DATA EXCERPTS:
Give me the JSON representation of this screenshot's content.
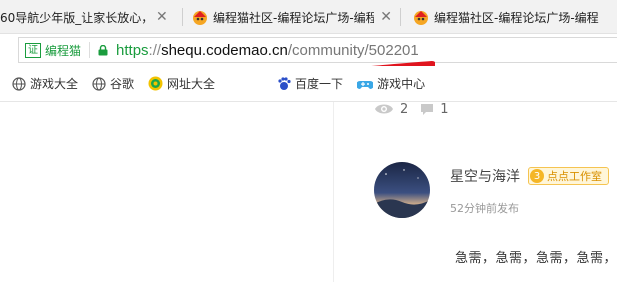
{
  "tabs": [
    {
      "title": "60导航少年版_让家长放心，",
      "close": "✕"
    },
    {
      "title": "编程猫社区-编程论坛广场-编程",
      "close": "✕"
    },
    {
      "title": "编程猫社区-编程论坛广场-编程",
      "close": ""
    }
  ],
  "address_bar": {
    "cert_badge": "证",
    "cert_name": "编程猫",
    "url_scheme": "https",
    "url_sep": "://",
    "url_host": "shequ.codemao.cn",
    "url_path": "/community/502201"
  },
  "bookmarks": [
    {
      "label": "游戏大全",
      "icon": "globe-icon"
    },
    {
      "label": "谷歌",
      "icon": "globe-icon"
    },
    {
      "label": "网址大全",
      "icon": "360-icon"
    },
    {
      "label": "百度一下",
      "icon": "baidu-icon"
    },
    {
      "label": "游戏中心",
      "icon": "game-center-icon"
    }
  ],
  "post_stats": {
    "views": "2",
    "comments": "1"
  },
  "post": {
    "author": "星空与海洋",
    "badge_level": "3",
    "badge_text": "点点工作室",
    "time": "52分钟前发布",
    "content": "急需，急需，急需，急需，"
  },
  "colors": {
    "secure_green": "#1a9c3e",
    "badge_orange": "#f5b626",
    "redaction_red": "#e0141e"
  }
}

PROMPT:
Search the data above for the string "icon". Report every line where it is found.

ANSWER SECTION:
      "icon": "globe-icon"
      "icon": "globe-icon"
      "icon": "360-icon"
      "icon": "baidu-icon"
      "icon": "game-center-icon"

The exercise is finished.